"It’s official: farming is the bane of the human race, or so The New York Times has determined. Yet coming from the institution that is the alleged keeper of truth and objectivity, a recent video, “Meet the People Getting Paid to Kill Our Planet,” targeting agriculture, is riddled with misinformation.
The video immediately sparked a backlash from agricultural groups, and rightly so. The National Beef Cattlemen’s Association (NCBA) responded to the Times, saying the “claims about emissions and land use are not true.”
According to the EPA, agriculture makes up only 10 percent of greenhouse gas emissions in the United States. While fermentation in ruminant livestock accounts for nearly 30 percent of total methane emissions, it may not be as detrimental to the environment as the Times makes it out to be, where I already explored this topic in a previous column.
NCBA also pointed out that the video leaves out facts about land use in America and the relationship farmers and ranchers have with what is and is not farmed. The Times is right that agriculture uses a significant amount of land, where they point out that much of it is used to raise livestock, yet they fail to mention the difference between arable and non-arable land. Arable land allows you to grow crops, either vegetables or commercial farm commodities. However, non-arable land is unsuitable for crop production, making livestock an easy asset to maintain the landscape.
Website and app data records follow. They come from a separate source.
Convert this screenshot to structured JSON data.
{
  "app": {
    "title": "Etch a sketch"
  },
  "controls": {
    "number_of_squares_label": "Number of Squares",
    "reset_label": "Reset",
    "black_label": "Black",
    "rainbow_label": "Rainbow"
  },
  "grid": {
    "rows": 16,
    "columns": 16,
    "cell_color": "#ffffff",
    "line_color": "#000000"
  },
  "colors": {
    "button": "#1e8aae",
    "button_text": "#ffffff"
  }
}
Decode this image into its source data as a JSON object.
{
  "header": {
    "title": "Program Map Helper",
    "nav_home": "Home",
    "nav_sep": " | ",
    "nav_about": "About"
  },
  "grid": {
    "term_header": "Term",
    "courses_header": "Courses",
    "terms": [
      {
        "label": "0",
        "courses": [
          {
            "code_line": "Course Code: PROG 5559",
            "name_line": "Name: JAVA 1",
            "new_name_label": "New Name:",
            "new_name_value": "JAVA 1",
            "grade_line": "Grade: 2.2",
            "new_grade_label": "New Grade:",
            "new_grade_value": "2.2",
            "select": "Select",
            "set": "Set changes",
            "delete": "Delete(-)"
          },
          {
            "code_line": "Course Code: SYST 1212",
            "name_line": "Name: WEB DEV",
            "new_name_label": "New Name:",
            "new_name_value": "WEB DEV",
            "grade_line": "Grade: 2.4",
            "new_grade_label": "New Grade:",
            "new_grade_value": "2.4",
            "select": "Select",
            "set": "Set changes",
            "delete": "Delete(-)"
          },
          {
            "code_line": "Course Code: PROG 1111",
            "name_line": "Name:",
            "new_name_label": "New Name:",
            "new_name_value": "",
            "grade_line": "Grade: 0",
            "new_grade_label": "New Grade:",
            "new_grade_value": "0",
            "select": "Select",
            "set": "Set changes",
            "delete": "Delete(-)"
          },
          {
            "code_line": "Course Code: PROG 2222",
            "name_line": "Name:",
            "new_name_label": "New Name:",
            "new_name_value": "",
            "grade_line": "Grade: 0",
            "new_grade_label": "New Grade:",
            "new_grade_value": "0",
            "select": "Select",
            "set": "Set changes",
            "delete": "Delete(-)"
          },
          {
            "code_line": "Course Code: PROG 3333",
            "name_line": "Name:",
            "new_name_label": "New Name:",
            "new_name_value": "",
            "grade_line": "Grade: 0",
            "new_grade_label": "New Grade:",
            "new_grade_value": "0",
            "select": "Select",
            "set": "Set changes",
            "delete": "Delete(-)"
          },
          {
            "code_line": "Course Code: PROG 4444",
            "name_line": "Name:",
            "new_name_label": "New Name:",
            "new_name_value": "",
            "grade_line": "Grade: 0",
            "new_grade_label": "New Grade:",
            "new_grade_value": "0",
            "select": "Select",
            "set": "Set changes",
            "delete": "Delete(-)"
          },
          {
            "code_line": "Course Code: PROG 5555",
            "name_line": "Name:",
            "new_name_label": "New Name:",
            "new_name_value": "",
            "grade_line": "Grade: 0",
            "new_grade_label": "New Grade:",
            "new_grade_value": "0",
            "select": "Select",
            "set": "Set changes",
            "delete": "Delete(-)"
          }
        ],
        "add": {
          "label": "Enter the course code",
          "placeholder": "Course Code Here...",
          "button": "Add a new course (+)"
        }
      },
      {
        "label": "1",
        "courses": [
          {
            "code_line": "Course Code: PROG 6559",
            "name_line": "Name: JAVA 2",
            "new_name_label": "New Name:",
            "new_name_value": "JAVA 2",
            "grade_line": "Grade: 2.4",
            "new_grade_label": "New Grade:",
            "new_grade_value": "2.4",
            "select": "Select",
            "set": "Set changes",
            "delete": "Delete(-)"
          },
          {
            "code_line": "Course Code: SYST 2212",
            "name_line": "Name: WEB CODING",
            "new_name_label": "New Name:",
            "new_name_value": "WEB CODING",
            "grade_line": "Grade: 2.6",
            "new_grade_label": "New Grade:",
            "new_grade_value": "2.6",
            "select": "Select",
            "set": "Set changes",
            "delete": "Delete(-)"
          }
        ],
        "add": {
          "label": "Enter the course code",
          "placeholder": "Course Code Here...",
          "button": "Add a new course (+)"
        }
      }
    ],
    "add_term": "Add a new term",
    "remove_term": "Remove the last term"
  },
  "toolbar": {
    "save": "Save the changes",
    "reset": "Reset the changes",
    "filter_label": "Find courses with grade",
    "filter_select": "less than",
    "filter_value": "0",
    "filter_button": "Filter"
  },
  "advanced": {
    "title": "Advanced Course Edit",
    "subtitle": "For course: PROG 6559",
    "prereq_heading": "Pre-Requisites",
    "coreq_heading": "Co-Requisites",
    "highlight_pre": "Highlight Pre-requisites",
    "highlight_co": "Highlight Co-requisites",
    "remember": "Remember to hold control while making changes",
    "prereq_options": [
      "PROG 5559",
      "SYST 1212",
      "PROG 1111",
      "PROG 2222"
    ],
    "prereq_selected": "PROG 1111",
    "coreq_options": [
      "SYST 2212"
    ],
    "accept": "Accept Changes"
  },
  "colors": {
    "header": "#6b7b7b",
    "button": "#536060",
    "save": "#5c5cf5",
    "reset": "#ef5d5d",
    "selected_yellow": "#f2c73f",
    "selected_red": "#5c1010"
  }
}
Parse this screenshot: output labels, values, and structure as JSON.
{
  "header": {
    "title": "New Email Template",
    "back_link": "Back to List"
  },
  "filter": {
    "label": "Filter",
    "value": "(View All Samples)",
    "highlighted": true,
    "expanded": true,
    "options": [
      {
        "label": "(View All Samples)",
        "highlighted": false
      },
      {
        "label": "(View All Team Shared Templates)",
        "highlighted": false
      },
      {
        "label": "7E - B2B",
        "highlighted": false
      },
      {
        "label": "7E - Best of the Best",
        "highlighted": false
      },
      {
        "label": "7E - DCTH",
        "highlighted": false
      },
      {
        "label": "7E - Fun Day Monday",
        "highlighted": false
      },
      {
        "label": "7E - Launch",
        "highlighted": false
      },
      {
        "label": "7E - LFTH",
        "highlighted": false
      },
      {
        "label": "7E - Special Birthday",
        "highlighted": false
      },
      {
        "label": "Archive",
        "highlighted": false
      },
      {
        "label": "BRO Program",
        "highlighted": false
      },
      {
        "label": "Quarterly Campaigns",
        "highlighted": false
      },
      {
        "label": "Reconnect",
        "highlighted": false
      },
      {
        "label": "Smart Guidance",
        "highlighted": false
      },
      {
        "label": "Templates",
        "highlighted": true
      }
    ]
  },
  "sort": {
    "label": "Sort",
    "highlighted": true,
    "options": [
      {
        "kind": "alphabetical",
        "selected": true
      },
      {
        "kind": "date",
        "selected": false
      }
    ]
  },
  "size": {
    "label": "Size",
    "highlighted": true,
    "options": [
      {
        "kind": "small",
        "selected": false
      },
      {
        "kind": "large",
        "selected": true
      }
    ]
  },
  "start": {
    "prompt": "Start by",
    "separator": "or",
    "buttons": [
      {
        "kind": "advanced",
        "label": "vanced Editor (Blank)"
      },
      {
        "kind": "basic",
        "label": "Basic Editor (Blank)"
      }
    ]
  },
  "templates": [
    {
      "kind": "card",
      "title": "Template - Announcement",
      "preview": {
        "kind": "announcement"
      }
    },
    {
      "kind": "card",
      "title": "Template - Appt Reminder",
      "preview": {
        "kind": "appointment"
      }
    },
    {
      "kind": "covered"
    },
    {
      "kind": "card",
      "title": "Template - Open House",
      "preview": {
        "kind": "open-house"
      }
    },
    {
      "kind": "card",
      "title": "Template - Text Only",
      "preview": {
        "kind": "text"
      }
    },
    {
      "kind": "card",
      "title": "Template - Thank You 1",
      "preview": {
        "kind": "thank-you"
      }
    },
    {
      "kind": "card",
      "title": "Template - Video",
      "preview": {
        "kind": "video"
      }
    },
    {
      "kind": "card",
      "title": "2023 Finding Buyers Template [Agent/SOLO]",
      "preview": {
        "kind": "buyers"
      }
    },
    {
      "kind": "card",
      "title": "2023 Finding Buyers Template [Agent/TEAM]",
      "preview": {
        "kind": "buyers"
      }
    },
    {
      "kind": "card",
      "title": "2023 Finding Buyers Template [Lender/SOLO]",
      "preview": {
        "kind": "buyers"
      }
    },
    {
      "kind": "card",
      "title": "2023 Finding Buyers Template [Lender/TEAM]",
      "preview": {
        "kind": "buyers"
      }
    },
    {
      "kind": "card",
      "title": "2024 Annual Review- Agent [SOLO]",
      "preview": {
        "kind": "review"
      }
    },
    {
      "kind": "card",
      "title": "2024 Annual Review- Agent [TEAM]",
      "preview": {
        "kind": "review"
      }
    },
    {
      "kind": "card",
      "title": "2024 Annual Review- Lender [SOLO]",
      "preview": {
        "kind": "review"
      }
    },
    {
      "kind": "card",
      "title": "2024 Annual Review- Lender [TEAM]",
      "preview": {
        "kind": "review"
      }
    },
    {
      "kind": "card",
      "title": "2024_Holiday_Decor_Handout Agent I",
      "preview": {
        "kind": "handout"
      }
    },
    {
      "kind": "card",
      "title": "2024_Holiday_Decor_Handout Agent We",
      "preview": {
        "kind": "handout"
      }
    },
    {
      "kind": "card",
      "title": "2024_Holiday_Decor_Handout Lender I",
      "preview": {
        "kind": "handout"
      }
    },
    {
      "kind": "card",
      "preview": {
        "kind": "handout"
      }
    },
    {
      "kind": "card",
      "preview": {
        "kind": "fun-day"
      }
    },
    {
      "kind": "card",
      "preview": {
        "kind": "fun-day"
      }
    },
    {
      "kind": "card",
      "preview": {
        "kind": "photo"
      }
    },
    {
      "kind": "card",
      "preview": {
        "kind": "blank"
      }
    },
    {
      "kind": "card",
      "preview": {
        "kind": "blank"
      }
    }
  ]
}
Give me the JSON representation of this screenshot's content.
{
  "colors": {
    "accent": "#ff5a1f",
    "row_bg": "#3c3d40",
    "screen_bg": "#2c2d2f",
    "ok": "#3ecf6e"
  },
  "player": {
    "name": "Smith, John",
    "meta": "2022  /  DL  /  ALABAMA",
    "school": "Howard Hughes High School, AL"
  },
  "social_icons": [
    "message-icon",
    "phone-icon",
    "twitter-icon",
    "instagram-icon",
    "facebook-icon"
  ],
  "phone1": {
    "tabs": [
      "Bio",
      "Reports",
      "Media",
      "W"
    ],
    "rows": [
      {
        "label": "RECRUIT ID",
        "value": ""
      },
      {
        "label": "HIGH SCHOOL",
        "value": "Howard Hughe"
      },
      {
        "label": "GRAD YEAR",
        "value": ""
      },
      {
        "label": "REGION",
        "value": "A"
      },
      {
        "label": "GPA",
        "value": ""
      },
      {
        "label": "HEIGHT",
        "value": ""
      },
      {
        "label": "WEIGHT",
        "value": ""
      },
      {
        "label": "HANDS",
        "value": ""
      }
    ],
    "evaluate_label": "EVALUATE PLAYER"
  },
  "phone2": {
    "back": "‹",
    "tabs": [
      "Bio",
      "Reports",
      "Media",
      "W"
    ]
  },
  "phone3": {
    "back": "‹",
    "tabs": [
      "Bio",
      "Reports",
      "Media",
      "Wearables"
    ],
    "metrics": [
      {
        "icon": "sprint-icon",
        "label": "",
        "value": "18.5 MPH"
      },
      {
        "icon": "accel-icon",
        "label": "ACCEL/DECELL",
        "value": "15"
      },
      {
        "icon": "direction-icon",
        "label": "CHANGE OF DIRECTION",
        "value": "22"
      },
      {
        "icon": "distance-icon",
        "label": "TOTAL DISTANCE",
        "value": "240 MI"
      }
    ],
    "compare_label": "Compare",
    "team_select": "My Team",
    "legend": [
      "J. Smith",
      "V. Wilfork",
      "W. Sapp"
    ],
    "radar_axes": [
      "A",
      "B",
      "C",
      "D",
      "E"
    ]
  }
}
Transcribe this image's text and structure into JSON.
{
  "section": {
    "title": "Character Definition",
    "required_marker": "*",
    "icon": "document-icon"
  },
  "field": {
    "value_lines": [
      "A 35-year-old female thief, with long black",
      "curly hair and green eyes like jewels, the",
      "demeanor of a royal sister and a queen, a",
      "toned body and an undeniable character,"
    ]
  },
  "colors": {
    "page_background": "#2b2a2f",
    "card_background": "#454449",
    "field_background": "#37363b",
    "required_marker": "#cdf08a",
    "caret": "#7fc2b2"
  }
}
Furthermore, well-managed livestock herd grazing has multiple benefits that help the environment that even environmentalists can appreciate. Properly managed grazing systems can reduce fire hazards and promote plant and wildlife diversity, which sounds better than turning the land over to urban development.
Yet that is not enough for Sen. Cory Booker, the outspoken vegan who has introduced legislation multiple times that would severely restrict livestock production and allow for more Big Government control over food production. He believes our food system is broken. That may be so, which I am for finding solutions and fixing the many issues of farmer income and supply chain disruption to ensure agriculture is safe and profitable.
Aside from excluding the facts, the Times’ article labels American agriculture as propaganda, letting large lobby groups influence legislation that protects farmers. Even if the video doesn’t refer to small farmers and ranchers as propagandists, it still labels them as such because many of the large groups the video attacks (such as the American Farm Bureau Federation) represent farmers. Farmers and ranchers pay dues to become members of the organization and access resources that help economically and environmentally sustainable.
In agriculture, farmers are encouraged to share their stories, yet the Times says their stories are a part of a myth. But the real myth comes from The New York Times’ belief that farmers and ranchers don’t care.
The Times doesn’t want consumers to continue to look at farms and see the dad trying to teach their son or daughter how to drive a tractor. They don’t want consumers to see the blood, sweat and tears; the long days and nights; or the passion that goes into producing food. They don’t want consumers to see children rolling around in the dirt, jumping from hay bale to hay bale, or even the 4-H’er winning grand champion steer at the county fair.
They only want larger corporate-appearing farmers to depict agriculture because it makes the industry an easier target. Agriculture is committed to sustainability to ensure the farm or ranch can remain for generations, and it remains committed to feeding the world. Farmers aren’t paid to destroy the planet. They are paid to fuel, feed and clothe it."